Last night a bunch of us went out for dinner and it fell to me to choose a wine. We wanted white so I went with a BC gewurztraminer from a winery that I really like. Not all the wines on their list had vintages but I didn’t really think much of it. Silly me! When it came I glanced quickly as it was presented and didn’t check the vintage. It was poured and it smelled funky! I swirled a couple of times and felt the pressure to make a decision – ugh! I hate it when this happens. I know the server didn’t make the wine so there’s really no need for me to worry that I’m offending anyone but it’s still makes me feel awkward. When a wine is obviously corked it’s easy: there’s no debate. Finally I admitted that it really wasn’t smelling right. No problem – it was taken back right away. It was when the second bottle came out that I noticed it was a 2009. Hmmm, perhaps that’s why I wasn’t getting the freshness I’d hoped for and why the vintage wasn’t listed on their menu. Were they trying to flog old stock on to unsuspecting customers? Hopefully not. The second bottle was marginally better but really not what I expected.This time the owner came over and he wasn’t willing to concede that this wine was past its prime. I didn’t want to push it, I know when to pick my battles, so we agreed to go with it.

The people I was with were really happy that I’d made the call on the first bottle. They smelled it too and were not impressed. None of them work in the industry and sending a bottle of wine back would probably make them feel even more uncomfortable than it does me. It sucks to think of how many customers suffer through a faulty bottle rather than say something. My advice though is to definitely solicit another opinion if you’re unsure. Even if the staff don’t fully agree they may prefer to switch your wine rather than have you feel disappointed.

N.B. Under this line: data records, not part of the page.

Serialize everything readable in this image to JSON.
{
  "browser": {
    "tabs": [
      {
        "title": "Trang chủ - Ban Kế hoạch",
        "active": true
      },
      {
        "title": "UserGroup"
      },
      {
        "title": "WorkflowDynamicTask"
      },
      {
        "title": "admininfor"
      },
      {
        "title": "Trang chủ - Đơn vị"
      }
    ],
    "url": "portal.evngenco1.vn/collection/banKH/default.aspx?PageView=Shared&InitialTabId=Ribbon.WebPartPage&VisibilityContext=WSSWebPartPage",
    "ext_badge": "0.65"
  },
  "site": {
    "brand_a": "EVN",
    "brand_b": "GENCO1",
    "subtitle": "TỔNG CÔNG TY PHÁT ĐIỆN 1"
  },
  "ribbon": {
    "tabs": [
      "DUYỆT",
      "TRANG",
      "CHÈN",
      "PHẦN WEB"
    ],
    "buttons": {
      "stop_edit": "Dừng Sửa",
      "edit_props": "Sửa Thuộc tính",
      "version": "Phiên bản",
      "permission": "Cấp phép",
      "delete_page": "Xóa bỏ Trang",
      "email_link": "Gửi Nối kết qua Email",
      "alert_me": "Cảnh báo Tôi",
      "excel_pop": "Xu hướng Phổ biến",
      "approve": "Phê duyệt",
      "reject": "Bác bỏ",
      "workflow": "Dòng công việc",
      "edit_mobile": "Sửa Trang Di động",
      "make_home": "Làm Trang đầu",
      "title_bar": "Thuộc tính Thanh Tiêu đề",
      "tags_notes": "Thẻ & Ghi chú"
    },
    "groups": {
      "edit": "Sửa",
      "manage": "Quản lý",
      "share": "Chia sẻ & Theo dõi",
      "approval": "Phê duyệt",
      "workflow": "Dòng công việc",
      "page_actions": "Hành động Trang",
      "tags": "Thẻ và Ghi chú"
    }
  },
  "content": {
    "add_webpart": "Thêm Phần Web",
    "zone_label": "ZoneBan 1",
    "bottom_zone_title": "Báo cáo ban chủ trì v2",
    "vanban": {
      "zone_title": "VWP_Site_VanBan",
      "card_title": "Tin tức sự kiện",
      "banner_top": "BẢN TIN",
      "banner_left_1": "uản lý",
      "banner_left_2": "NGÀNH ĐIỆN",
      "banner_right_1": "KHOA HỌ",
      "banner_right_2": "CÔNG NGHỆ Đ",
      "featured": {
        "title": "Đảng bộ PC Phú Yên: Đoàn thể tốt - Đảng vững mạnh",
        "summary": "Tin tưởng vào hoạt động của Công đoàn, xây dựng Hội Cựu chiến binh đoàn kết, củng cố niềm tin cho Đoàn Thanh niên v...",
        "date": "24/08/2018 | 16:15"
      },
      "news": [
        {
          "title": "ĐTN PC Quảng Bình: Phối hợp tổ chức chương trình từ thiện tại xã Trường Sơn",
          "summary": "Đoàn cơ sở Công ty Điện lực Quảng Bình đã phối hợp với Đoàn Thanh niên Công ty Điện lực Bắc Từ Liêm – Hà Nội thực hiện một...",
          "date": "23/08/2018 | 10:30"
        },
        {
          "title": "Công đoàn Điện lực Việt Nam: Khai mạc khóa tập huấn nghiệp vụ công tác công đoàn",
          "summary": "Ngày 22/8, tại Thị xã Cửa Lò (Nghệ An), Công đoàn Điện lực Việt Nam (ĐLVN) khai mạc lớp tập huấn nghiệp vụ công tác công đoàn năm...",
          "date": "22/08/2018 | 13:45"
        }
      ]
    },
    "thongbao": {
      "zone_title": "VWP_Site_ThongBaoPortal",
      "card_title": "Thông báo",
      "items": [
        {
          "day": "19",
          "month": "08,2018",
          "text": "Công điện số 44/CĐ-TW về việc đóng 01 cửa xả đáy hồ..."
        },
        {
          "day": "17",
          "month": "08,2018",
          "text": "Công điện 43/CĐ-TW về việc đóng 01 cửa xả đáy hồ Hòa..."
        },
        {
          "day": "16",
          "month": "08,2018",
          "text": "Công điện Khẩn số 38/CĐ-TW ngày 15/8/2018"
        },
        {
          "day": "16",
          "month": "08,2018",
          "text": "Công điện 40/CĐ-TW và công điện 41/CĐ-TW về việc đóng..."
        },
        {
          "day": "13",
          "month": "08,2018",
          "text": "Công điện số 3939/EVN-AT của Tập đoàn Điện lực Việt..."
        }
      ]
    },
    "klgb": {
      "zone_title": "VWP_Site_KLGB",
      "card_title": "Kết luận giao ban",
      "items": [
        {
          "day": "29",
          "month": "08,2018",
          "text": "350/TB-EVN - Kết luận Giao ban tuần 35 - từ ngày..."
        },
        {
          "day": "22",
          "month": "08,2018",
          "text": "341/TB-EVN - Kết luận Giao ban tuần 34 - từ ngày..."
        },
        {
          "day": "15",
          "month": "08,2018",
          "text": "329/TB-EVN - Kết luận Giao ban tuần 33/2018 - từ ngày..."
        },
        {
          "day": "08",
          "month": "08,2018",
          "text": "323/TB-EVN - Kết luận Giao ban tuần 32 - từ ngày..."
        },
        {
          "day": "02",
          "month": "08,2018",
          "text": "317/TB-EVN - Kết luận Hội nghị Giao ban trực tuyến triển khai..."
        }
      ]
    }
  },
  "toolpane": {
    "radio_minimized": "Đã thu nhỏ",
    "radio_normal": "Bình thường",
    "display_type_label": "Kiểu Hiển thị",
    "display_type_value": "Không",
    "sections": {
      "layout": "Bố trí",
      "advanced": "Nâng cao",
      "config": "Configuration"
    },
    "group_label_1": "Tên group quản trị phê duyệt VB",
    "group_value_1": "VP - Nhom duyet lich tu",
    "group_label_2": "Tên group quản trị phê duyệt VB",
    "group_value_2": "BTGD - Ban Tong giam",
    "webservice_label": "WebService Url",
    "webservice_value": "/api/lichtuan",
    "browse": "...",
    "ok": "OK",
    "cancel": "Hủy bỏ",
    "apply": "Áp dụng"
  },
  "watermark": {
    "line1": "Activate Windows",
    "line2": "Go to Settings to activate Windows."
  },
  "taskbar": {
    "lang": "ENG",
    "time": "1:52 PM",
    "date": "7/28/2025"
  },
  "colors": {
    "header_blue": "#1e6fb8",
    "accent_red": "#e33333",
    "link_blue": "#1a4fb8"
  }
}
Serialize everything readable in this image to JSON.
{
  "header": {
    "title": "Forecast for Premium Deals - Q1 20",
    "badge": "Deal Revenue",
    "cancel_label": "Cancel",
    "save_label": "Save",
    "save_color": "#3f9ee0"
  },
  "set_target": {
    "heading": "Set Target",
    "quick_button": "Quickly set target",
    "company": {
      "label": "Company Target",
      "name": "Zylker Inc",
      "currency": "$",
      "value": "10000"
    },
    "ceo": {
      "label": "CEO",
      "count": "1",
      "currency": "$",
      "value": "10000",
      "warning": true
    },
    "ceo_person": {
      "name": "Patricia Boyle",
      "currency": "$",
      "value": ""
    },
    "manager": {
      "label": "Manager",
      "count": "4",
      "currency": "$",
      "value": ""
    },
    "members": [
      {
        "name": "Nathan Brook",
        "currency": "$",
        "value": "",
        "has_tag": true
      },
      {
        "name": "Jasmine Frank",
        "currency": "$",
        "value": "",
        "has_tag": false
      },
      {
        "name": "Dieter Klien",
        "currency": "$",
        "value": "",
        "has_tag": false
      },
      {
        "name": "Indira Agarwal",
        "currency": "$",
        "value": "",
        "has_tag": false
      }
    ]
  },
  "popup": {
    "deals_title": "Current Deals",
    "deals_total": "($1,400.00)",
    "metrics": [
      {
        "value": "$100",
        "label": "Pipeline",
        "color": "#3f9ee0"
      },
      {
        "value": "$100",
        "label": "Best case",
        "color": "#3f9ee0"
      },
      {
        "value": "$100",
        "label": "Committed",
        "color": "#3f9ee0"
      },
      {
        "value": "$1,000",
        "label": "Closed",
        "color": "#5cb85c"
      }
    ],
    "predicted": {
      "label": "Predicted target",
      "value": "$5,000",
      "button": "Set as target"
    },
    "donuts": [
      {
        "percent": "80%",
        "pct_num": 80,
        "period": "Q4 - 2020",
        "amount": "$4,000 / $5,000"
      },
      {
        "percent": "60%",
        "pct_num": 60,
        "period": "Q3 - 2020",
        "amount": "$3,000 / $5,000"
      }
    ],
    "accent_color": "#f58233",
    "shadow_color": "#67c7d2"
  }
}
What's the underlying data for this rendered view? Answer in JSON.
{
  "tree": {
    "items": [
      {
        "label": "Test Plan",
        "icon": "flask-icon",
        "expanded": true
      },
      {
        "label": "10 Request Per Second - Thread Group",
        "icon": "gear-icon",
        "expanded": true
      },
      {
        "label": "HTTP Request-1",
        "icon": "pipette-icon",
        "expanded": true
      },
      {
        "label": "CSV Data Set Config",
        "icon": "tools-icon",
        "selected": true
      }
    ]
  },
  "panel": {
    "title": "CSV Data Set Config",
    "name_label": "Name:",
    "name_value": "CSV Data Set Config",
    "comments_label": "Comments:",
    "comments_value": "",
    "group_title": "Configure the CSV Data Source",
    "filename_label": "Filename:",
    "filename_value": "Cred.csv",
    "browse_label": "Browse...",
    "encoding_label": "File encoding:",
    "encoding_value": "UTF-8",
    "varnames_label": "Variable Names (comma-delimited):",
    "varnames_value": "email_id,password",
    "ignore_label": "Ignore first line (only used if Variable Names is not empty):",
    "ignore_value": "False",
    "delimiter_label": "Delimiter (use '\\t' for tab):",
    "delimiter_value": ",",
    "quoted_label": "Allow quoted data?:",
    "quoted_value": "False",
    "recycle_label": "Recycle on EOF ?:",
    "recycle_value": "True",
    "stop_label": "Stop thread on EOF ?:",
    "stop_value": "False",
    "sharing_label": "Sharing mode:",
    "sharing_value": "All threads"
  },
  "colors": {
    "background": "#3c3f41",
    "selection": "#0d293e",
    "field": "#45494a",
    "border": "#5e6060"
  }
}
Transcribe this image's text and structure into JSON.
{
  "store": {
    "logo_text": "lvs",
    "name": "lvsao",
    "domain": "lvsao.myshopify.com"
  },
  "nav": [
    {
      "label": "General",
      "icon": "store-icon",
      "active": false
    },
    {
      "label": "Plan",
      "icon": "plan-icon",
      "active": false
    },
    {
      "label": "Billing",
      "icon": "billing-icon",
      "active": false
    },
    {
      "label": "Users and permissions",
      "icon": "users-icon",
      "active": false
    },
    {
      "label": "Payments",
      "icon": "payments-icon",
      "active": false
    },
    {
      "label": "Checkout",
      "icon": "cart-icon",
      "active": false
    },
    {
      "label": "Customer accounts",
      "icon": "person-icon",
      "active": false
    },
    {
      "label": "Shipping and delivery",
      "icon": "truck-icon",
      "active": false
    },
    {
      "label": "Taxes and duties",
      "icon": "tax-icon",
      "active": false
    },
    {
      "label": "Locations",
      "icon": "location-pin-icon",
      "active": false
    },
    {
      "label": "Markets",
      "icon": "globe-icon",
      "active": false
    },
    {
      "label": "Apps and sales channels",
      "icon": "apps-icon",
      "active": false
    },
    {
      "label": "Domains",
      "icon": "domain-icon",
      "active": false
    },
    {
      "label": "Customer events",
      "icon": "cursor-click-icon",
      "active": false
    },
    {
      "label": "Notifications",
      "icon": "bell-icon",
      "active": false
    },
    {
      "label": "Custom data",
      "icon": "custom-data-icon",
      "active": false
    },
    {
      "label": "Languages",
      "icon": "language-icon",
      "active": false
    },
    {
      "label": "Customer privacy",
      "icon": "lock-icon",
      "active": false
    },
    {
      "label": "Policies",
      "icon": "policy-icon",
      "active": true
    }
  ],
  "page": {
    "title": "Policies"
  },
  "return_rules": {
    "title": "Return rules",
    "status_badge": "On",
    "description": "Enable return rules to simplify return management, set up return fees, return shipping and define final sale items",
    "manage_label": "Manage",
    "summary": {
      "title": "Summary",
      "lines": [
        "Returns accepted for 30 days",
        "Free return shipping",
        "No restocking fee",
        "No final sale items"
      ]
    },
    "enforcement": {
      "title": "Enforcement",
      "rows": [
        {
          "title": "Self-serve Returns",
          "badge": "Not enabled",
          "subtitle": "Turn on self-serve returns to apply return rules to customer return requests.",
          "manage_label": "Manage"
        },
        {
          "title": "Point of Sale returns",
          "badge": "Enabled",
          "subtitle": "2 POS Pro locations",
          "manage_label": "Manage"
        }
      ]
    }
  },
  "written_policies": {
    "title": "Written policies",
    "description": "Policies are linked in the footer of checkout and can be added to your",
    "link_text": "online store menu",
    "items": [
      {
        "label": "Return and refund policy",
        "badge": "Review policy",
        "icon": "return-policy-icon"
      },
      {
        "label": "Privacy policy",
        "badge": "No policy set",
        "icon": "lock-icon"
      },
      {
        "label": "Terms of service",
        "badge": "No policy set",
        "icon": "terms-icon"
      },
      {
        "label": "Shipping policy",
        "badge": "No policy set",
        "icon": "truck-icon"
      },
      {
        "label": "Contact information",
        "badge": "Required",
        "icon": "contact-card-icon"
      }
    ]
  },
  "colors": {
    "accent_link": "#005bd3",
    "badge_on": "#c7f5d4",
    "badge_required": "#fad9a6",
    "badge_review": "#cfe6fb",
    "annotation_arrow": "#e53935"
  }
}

The obvious lesson I learned is to ask, or check before the wine is opened, what the vintage is. Before we ordered the next bottle of BC riesling we did just that. Our server was happy to go check and sure enough it was 2011. Perfect! It was so fresh and lively and exactly what we were all in the mood for.

I was out having a casual dinner and wasn’t thinking so seriously about the wine. Now I know that if I have a certain expectation then I do need to pay more attention when ordering at a restaurant. I always check the vintage when I’m in a store. Perhaps someone really did expect this wine to hold up longer than it did but I wasn’t in the mood for an aged BC gewurz! To each their own.